Effective written communication — particularly when it comes to client reports — proves essential to managing relationships and keeping projects on track. Reports can help you and your client to measure progress, identify any barriers or issues, and ensure that you are working toward the same goals. Your written client report could be an informal checklist of items accomplished and upcoming tasks or milestones, or it could be a more formal document that includes detailed information.
We all write them. And we all wish we wrote better ones: Here's a guest post from Ryan Robinson, an entrepreneur and marketer who teaches people how to create meaningful self-employed careers.
His online courses "Launching a Business While Working" and "Writing a Winning Freelance Proposal" can teach you how to start and grow your own business while working a full-time job.
Email makes it possible to reach just about anyone, anywhere, at any time. This gives you the opportunity to reach out to a potential freelance client, high-value customer, or partnership prospect with the right message at exactly the right time. But inaround That staggering number is set to explode to And that means if you're not doing something to stand out in a crowded inbox, your email will likely go unopened.
Email can be a powerful tool for building new relationships and scoring new business, but you need to learn how to capture someone's attention right off the bat.

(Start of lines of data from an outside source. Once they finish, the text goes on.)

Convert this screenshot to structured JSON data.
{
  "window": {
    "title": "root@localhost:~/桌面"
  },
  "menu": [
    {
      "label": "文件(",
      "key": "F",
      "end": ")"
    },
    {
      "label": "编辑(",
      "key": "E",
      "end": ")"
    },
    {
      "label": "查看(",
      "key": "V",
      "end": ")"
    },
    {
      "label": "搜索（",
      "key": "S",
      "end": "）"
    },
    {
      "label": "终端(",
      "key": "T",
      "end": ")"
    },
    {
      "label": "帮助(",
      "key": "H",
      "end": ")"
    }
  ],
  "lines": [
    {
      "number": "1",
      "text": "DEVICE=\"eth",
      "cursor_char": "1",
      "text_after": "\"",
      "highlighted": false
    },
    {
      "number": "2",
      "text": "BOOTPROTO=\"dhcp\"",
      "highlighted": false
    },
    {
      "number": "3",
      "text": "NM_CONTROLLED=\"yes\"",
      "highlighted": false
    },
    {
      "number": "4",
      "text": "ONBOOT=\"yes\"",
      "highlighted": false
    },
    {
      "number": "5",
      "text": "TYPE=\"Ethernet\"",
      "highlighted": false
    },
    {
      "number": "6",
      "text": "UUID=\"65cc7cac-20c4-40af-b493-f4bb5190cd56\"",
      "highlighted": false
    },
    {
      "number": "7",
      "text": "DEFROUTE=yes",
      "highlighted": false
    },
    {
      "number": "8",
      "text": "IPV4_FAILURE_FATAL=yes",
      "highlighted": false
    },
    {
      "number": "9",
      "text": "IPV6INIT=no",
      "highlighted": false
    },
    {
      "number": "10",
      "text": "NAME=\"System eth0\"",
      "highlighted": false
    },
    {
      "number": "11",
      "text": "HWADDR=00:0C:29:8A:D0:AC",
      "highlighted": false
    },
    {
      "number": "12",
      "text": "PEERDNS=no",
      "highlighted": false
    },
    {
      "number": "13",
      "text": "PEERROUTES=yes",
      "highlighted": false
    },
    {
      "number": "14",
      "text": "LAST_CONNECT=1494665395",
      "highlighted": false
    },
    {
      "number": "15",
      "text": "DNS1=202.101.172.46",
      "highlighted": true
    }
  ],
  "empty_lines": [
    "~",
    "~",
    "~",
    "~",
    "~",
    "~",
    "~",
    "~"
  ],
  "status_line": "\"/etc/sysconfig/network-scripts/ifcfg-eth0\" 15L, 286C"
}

This is of particular importance when you're just getting started with your freelance business, you're looking to bring on the first set of customers for your new product or service, or you're actively seeking to grow your client roster.
Mastering the art of making great first impressions over email requires a deep understanding of how people interact with their inboxes and what will make them read and respond to you.
And to make things more challenging, you have a limited amount of time to make that stand-out first impression. On average, it takes a person around milliseconds to form an initial impression of someone. Email recipients take a similar amount of time to process whether your message is worth reading.
Here are my six steps to writing cold emails that make an incredible first impression. You want to be taken seriously, right? Use your best judgment in selecting a professional and appropriately named email address, depending upon the type of industry you're in. Not only will your messages be more likely to filter into the spam or promotions folders, but even if someone does open your message, they'll very quickly form an opinion of you based on your memorable for the wrong reasons email alias.
I highly recommend using Gmail or your own domain-branded email address, and be sure you've set up your name and a professional headshot within your settings.
Setting a professional signature with your name, phone number, email address, and optimized portfolio site URL are also highly encouraged -- that way your potential client can easily browse your works and decide if you'll be a good fit for the job.
I can't stress the importance of this rule enough. Aside from looking at the sender's name and email address, your subject line serves as the largest determining factor to whether or not your email will be opened.Read the below informal business email of request about a project in an airport from a client to an external project manager.
From the context, try to guess what the meaning of the words/phrases in bold are. Then do the quiz at the end to check if you are right. It’s hard to write any condolence note because the subject is death.
But it’s especially difficult when the bereaved is a client or customer. The challenge is to strike just the right tone and choose words carefully. Professional writing skills are a valuable tool in any self-employed professional’s arsenal.
Effective written communication – particularly when it comes to client reports – proves essential to managing relationships and keeping projects on track. In preparation for writing this article, and to avoid reinventing the wheel, I pulled up my handy dandy search engine and searched for the phrase 'how to fire a client'.
I found a lot, but I didn't find much. We are assuming that your relationship primarily exists over email. How To Say No To A Potential Client; Awkward Business.
Every email you send in customer service is a valuable opportunity to build a stronger and lasting relationship with your audience. Learn how to harness it faceless business. Customer Service Email Tip 2: Bad writing, formatting and even using the wrong . How To Write A Follow Up Email That Gets Results (Plus Free Templates) Updated Writing emails that bring in sales and attention.
If this sounds like something you'd like to start learning, take a few minutes to checkout The Kopywriting Kourse.